Forehead wrinkles that rapidly deepen and crow's feet that appear suddenly around the eyes might distress the average person, but the ability to quickly and realistically incorporate such details in a facial reconstruction is the key feature of a new performance capture method developed at Disney Research.
The method, which requires only a single video camera such as a webcam, is the first to both operate in real-time and to capture facial features in high resolution, including such details as wrinkles.
"This could open up a variety of new applications, from casual home users who wish to give their own likeness to a game character to commercial applications where, for example, a customer can apply and view virtual makeup," said Derek Bradley, research scientist at Disney Research. "In film production, our method would allow a director to assess an actor's performance transferred to a digital creature even as he is filming."
In addition to Bradley, the research team included Chen Cao and Kun Zhou of Zhejiang University as well as Thabo Beeler of Disney Research. The researchers will present their facial performance capture method at ACM SIGGRAPH 2015, the International Conference on Computer Graphics and Interactive Techniques, in Los Angeles Aug. 9-13.
Capturing facial details has proven critical for conveying emotions or the state of mind of a character and audiences are sensitive to subtle characteristics of the face. Animators thus devote great care to tracking facial performances of actors so that they can create realistic virtual characters. Until now, these facial performance capture methods have been designed to either capture these details in high resolution offline, or to record less detail but at high speed.
The new method represents a substantial step towards the goal of attaining both high quality and high speed.
As with other real-time facial capture methods, the researchers begin by using generic, low-resolution face models as the basis for reconstruction. A face model is virtually fitted to the user by the system as the user changes expressions and contorts his or her face in front of a video camera.
The system then automatically calculates a personalized wrinkle probability map, based on the set of extreme expressions the user assumed to train the program. The wrinkles may not match the user's actual wrinkles exactly, but they exhibit a very similar appearance because of the way they are formed.
"By learning the relationship between local image appearance and local wrinkle formation, we can reconstruct plausible face wrinkles in real-time from a single camera," Beeler noted.
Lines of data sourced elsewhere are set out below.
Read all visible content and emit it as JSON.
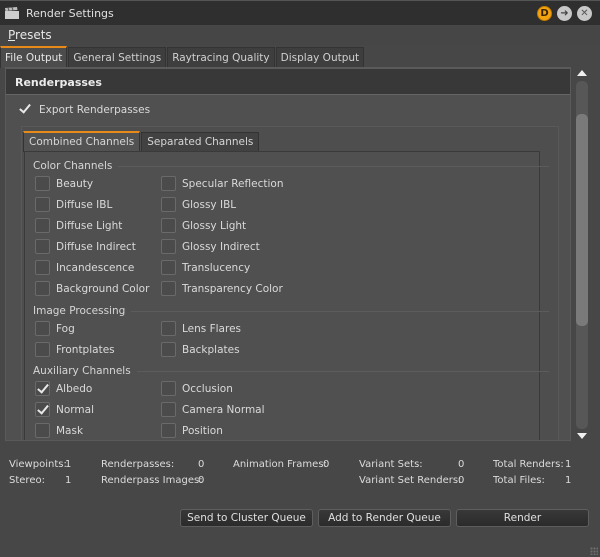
{
  "window": {
    "title": "Render Settings",
    "title_icon": "clapperboard-icon",
    "buttons": [
      {
        "name": "d-badge",
        "glyph": "D",
        "color": "#f2a310"
      },
      {
        "name": "dock-arrow",
        "glyph": "➜"
      },
      {
        "name": "close",
        "glyph": "✕"
      }
    ]
  },
  "menu": {
    "presets_first": "P",
    "presets_rest": "resets"
  },
  "tabs": [
    {
      "label": "File Output",
      "active": true
    },
    {
      "label": "General Settings",
      "active": false
    },
    {
      "label": "Raytracing Quality",
      "active": false
    },
    {
      "label": "Display Output",
      "active": false
    }
  ],
  "accent_color": "#e88a1a",
  "renderpasses": {
    "header": "Renderpasses",
    "export_label": "Export Renderpasses",
    "export_checked": true,
    "subtabs": [
      {
        "label": "Combined Channels",
        "active": true
      },
      {
        "label": "Separated Channels",
        "active": false
      }
    ],
    "groups": [
      {
        "title": "Color Channels",
        "rows": [
          [
            {
              "label": "Beauty",
              "checked": false
            },
            {
              "label": "Specular Reflection",
              "checked": false
            }
          ],
          [
            {
              "label": "Diffuse IBL",
              "checked": false
            },
            {
              "label": "Glossy IBL",
              "checked": false
            }
          ],
          [
            {
              "label": "Diffuse Light",
              "checked": false
            },
            {
              "label": "Glossy Light",
              "checked": false
            }
          ],
          [
            {
              "label": "Diffuse Indirect",
              "checked": false
            },
            {
              "label": "Glossy Indirect",
              "checked": false
            }
          ],
          [
            {
              "label": "Incandescence",
              "checked": false
            },
            {
              "label": "Translucency",
              "checked": false
            }
          ],
          [
            {
              "label": "Background Color",
              "checked": false
            },
            {
              "label": "Transparency Color",
              "checked": false
            }
          ]
        ]
      },
      {
        "title": "Image Processing",
        "rows": [
          [
            {
              "label": "Fog",
              "checked": false
            },
            {
              "label": "Lens Flares",
              "checked": false
            }
          ],
          [
            {
              "label": "Frontplates",
              "checked": false
            },
            {
              "label": "Backplates",
              "checked": false
            }
          ]
        ]
      },
      {
        "title": "Auxiliary Channels",
        "rows": [
          [
            {
              "label": "Albedo",
              "checked": true
            },
            {
              "label": "Occlusion",
              "checked": false
            }
          ],
          [
            {
              "label": "Normal",
              "checked": true
            },
            {
              "label": "Camera Normal",
              "checked": false
            }
          ],
          [
            {
              "label": "Mask",
              "checked": false
            },
            {
              "label": "Position",
              "checked": false
            }
          ]
        ]
      }
    ]
  },
  "stats": {
    "viewpoints_label": "Viewpoints:",
    "viewpoints": "1",
    "stereo_label": "Stereo:",
    "stereo": "1",
    "renderpasses_label": "Renderpasses:",
    "renderpasses": "0",
    "renderpass_images_label": "Renderpass Images:",
    "renderpass_images": "0",
    "animation_frames_label": "Animation Frames:",
    "animation_frames": "0",
    "variant_sets_label": "Variant Sets:",
    "variant_sets": "0",
    "variant_set_renders_label": "Variant Set Renders:",
    "variant_set_renders": "0",
    "total_renders_label": "Total Renders:",
    "total_renders": "1",
    "total_files_label": "Total Files:",
    "total_files": "1"
  },
  "actions": {
    "cluster": "Send to Cluster Queue",
    "queue": "Add to Render Queue",
    "render": "Render"
  },
  "scrollbar": {
    "position_fraction": 0.1,
    "visible_fraction": 0.62
  }
}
Once trained, the online capture approach can be applied to any new user without additional training. The system is generic and can be used with most common types of real-time face trackers.
For more information on the method, and a video, please visit the project web page at http://www.disneyresearch.com/realtimeperformancecapture/.
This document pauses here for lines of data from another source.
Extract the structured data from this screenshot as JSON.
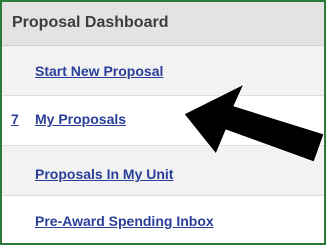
{
  "header": {
    "title": "Proposal Dashboard"
  },
  "rows": [
    {
      "label": "Start New Proposal",
      "count": ""
    },
    {
      "label": "My Proposals",
      "count": "7"
    },
    {
      "label": "Proposals In My Unit",
      "count": ""
    },
    {
      "label": "Pre-Award Spending Inbox",
      "count": ""
    }
  ],
  "colors": {
    "frame_border": "#2c7a3b",
    "link": "#2a3f9a",
    "header_bg": "#e3e3e3",
    "arrow": "#000000"
  },
  "icons": {
    "annotation": "arrow-pointer-icon"
  }
}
About Disney Research
About Disney Research
Disney Research is a network of research laboratories supporting The Walt Disney Company. Its purpose is to pursue scientific and technological innovation to advance the company's broad media and entertainment efforts. Vice Presidents Jessica Hodgins and Markus Gross manage Disney Research facilities in Los Angeles, Pittsburgh, Zürich, and Boston and work closely with the Pixar and ILM research groups in the San Francisco Bay Area. Research topics include computer graphics, animation, video processing, computer vision, robotics, wireless & mobile computing, human-computer interaction, displays, behavioral economics, and machine learning.